The directive includes additional guidance for commanders and law enforcement on steps to classify Soldiers as deserters.
The Army is also opening a separate AR 15-6 investigation into the resourcing, policies and procedures of the 6th Military Police Group (Criminal Investigation Command). Woven into the report are recommendations for squad leaders.
The FHIRC found that Fort Hood’s Criminal Investigation Command (CID) detachment was under-experienced and over-assigned, factors which adversely impacted investigations of sex crimes and Soldier deaths.
Officials said they spoke to the Guillen family and would fix the issues that led to Vanessa's death, and hold leadership accountable.
Natalie Khawam, the lawyer for the Guillen family, released the following quote:
We support the Army’s decision to take swift action in investigating what happened to Vanessa Guillen including terminating and suspending several people in leadership this morning who failed to protect our soldiers. This action is a step in the right direction and highlights the fact that Gen McConville is taking accountability, overhauling Fort Hood, and implementing new policies and procedures so what happened to Vanessa Guillen never happens again.
The independent review, which was directed by Secretary McCarthy, arose from the questions and concerns voiced by family members, Congress, and various Hispanic advocacy groups during the investigation into the disappearance and murder of Spc. Vanessa Guillén.
The committee visited Fort Hood from Aug. 30 to Sept. 15. The full review can be found here.
Jack White said he spoke to the Guillen family and he believes the family is pleased with the fact that progress is being made.
Guillen, 20, was bludgeoned to death at Fort Hood by Spc. Aaron Robinson, who shot himself in the head on July 1 as police were trying to take him into custody.
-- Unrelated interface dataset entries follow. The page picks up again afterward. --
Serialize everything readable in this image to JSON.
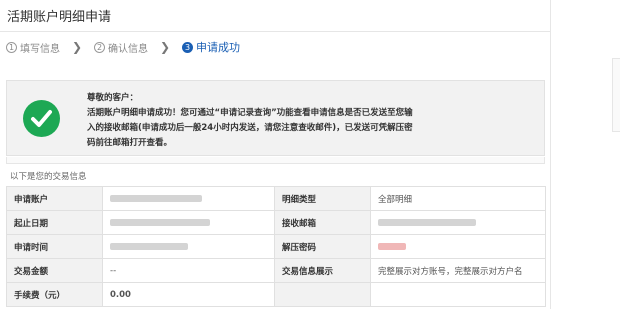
{
  "page": {
    "title": "活期账户明细申请"
  },
  "steps": [
    {
      "num": "1",
      "label": "填写信息",
      "active": false
    },
    {
      "num": "2",
      "label": "确认信息",
      "active": false
    },
    {
      "num": "3",
      "label": "申请成功",
      "active": true
    }
  ],
  "success": {
    "greeting": "尊敬的客户：",
    "message": "活期账户明细申请成功！您可通过“申请记录查询”功能查看申请信息是否已发送至您输入的接收邮箱(申请成功后一般24小时内发送，请您注意查收邮件)，已发送可凭解压密码前往邮箱打开查看。"
  },
  "section": {
    "title": "以下是您的交易信息"
  },
  "table": {
    "rows": [
      {
        "l1": "申请账户",
        "v1": "",
        "l2": "明细类型",
        "v2": "全部明细"
      },
      {
        "l1": "起止日期",
        "v1": "",
        "l2": "接收邮箱",
        "v2": ""
      },
      {
        "l1": "申请时间",
        "v1": "",
        "l2": "解压密码",
        "v2": ""
      },
      {
        "l1": "交易金额",
        "v1": "--",
        "l2": "交易信息展示",
        "v2": "完整展示对方账号，完整展示对方户名"
      },
      {
        "l1": "手续费（元）",
        "v1": "0.00",
        "l2": "",
        "v2": ""
      }
    ]
  },
  "colors": {
    "accent": "#1a5fb4",
    "success": "#1da854",
    "fee": "#d0021b"
  },
  "icons": {
    "success": "check-circle-icon"
  }
}
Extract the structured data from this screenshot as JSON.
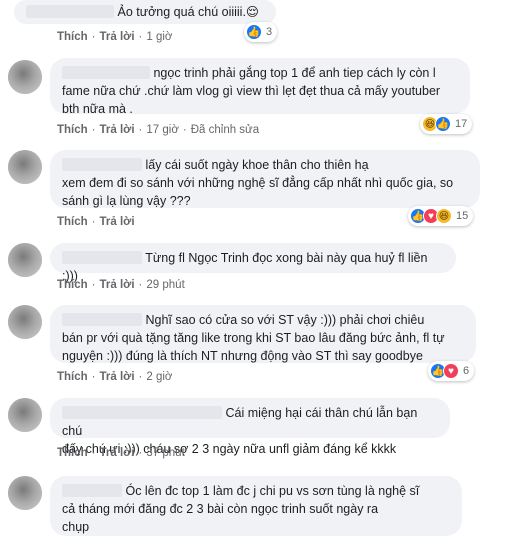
{
  "comments": [
    {
      "text": "Ảo tưởng quá chú oiiiii.😌",
      "reaction_count": "3",
      "actions": {
        "like": "Thích",
        "reply": "Trả lời",
        "time": "1 giờ",
        "edited": ""
      }
    },
    {
      "text": "ngọc trinh phải gắng top 1 để anh tiep cách ly còn l\nfame nữa chứ .chứ làm vlog gì view thì lẹt đẹt thua cả mấy youtuber\nbth nữa mà .",
      "reaction_count": "17",
      "actions": {
        "like": "Thích",
        "reply": "Trả lời",
        "time": "17 giờ",
        "edited": "Đã chỉnh sửa"
      }
    },
    {
      "text": "lấy cái suốt ngày khoe thân cho thiên hạ\nxem đem đi so sánh với những nghệ sĩ đẳng cấp nhất nhì quốc gia, so\nsánh gì lạ lùng vậy ???",
      "reaction_count": "15",
      "actions": {
        "like": "Thích",
        "reply": "Trả lời",
        "time": "",
        "edited": ""
      }
    },
    {
      "text": "Từng fl Ngọc Trinh đọc xong bài này qua huỷ fl liền :)))",
      "reaction_count": "",
      "actions": {
        "like": "Thích",
        "reply": "Trả lời",
        "time": "29 phút",
        "edited": ""
      }
    },
    {
      "text": "Nghĩ sao có cửa so với ST vậy :))) phải chơi chiêu\nbán pr với quà tặng tăng like trong khi ST bao lâu đăng bức ảnh, fl tự\nnguyện :))) đúng là thích NT nhưng động vào ST thì say goodbye",
      "reaction_count": "6",
      "actions": {
        "like": "Thích",
        "reply": "Trả lời",
        "time": "2 giờ",
        "edited": ""
      }
    },
    {
      "text": "Cái miệng hại cái thân chú lẫn bạn chú\nđấy chú ưi :))) cháu sợ 2 3 ngày nữa unfl giảm đáng kể kkkk",
      "reaction_count": "",
      "actions": {
        "like": "Thích",
        "reply": "Trả lời",
        "time": "37 phút",
        "edited": ""
      }
    },
    {
      "text": "Óc lên đc top 1 làm đc j chi pu vs sơn tùng là nghệ sĩ\ncả tháng mới đăng đc 2 3 bài còn ngọc trinh suốt ngày ra\nchụp",
      "reaction_count": "",
      "actions": {
        "like": "Thích",
        "reply": "Trả lời",
        "time": "",
        "edited": ""
      }
    }
  ],
  "colors": {
    "bubble": "#f0f2f5",
    "meta": "#65676b",
    "like_blue": "#1877f2",
    "love_red": "#f33e58",
    "haha_yellow": "#f7b928"
  },
  "icons": [
    "like-reaction-icon",
    "love-reaction-icon",
    "haha-reaction-icon",
    "wow-reaction-icon"
  ]
}
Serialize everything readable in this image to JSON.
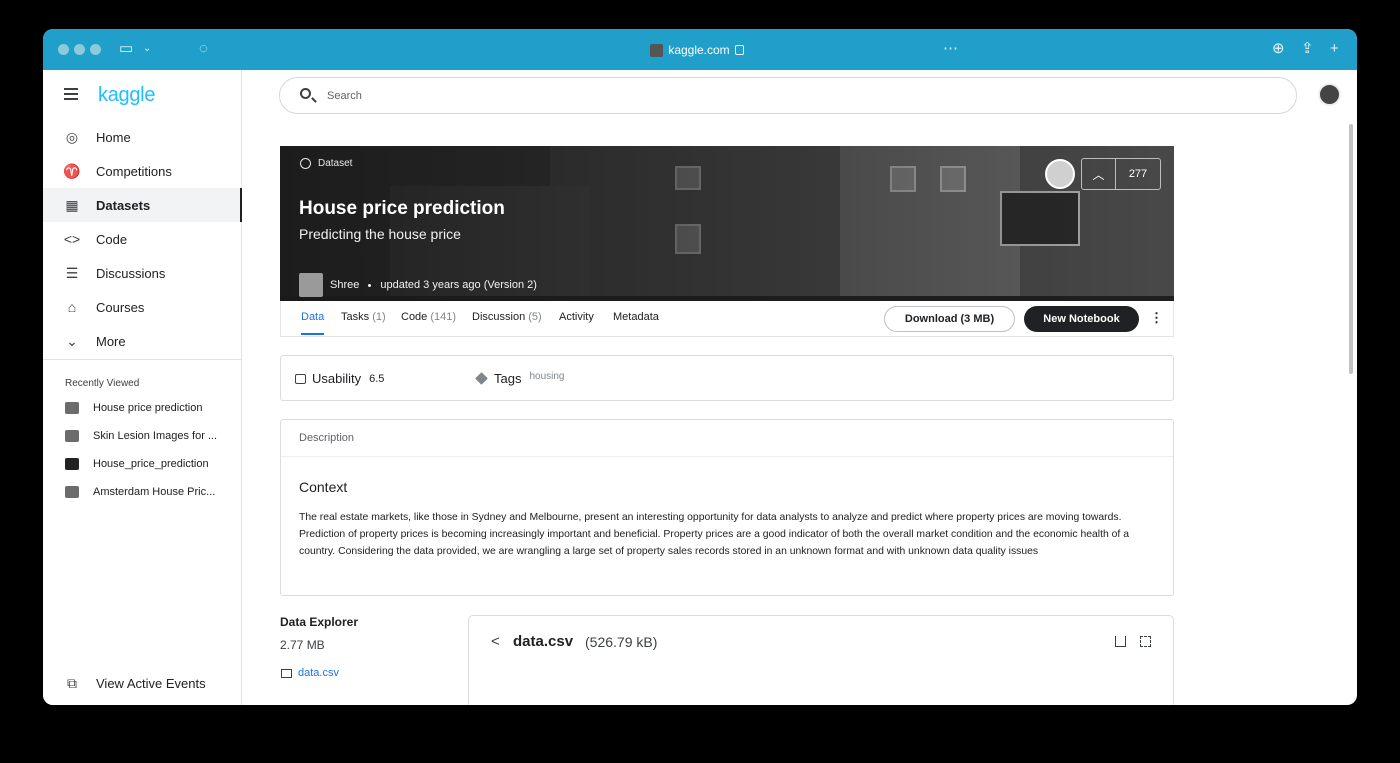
{
  "browser": {
    "url": "kaggle.com"
  },
  "sidebar": {
    "logo": "kaggle",
    "items": [
      {
        "label": "Home",
        "icon": "compass-icon"
      },
      {
        "label": "Competitions",
        "icon": "trophy-icon"
      },
      {
        "label": "Datasets",
        "icon": "table-icon",
        "active": true
      },
      {
        "label": "Code",
        "icon": "code-icon"
      },
      {
        "label": "Discussions",
        "icon": "comment-icon"
      },
      {
        "label": "Courses",
        "icon": "school-icon"
      },
      {
        "label": "More",
        "icon": "chevron-down-icon"
      }
    ],
    "recently_viewed_title": "Recently Viewed",
    "recently_viewed": [
      "House price prediction",
      "Skin Lesion Images for ...",
      "House_price_prediction",
      "Amsterdam House Pric..."
    ],
    "footer_label": "View Active Events"
  },
  "search": {
    "placeholder": "Search"
  },
  "dataset": {
    "tag": "Dataset",
    "title": "House price prediction",
    "subtitle": "Predicting the house price",
    "author": "Shree",
    "updated": "updated 3 years ago (Version 2)",
    "votes": "277"
  },
  "tabs": [
    {
      "label": "Data",
      "count": ""
    },
    {
      "label": "Tasks",
      "count": "(1)"
    },
    {
      "label": "Code",
      "count": "(141)"
    },
    {
      "label": "Discussion",
      "count": "(5)"
    },
    {
      "label": "Activity",
      "count": ""
    },
    {
      "label": "Metadata",
      "count": ""
    }
  ],
  "actions": {
    "download": "Download (3 MB)",
    "new_notebook": "New Notebook"
  },
  "usability": {
    "label": "Usability",
    "value": "6.5",
    "tags_label": "Tags",
    "tags_value": "housing"
  },
  "description": {
    "header": "Description",
    "heading": "Context",
    "body": "The real estate markets, like those in Sydney and Melbourne, present an interesting opportunity for data analysts to analyze and predict where property prices are moving towards. Prediction of property prices is becoming increasingly important and beneficial. Property prices are a good indicator of both the overall market condition and the economic health of a country. Considering the data provided, we are wrangling a large set of property sales records stored in an unknown format and with unknown data quality issues"
  },
  "data_explorer": {
    "title": "Data Explorer",
    "size": "2.77 MB",
    "file": "data.csv"
  },
  "file_panel": {
    "name": "data.csv",
    "size": "(526.79 kB)"
  },
  "colors": {
    "chrome": "#1f9fc9",
    "kaggle_blue": "#20beff",
    "link": "#1a73e8",
    "dark_button": "#202124"
  }
}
The soldier was missing for months before her remains were found.
In a recent video message on Twitter, McCarthy said he had reviewed the findings of the independent commission he sent to assess the command climate at Fort Hood. He added, “Leaders, regardless of rank, are accountable for what happens in their units and must have the courage to speak up and intervene when they recognize actions that bring harm to our soldiers and to the integrity of our institution.”
Guillen was murdered on base on April 22, 2020, and her death has led to several reforms and reviews at Fort Hood.
Her case wasn't the only sign of trouble at Fort Hood. Between January and late October, the Intercept reports that there were 28 deaths on the base, including five homicides and eight suicides.
Fort Hood recently announced the construction of a memorial gate in honor of Guillen.
A separate investigation into Fort Hood's leadership and the handling of claims that Guillen was sexually harassed, which is being lead by Gen. Murray, is still ongoing and is set to be released at a later date.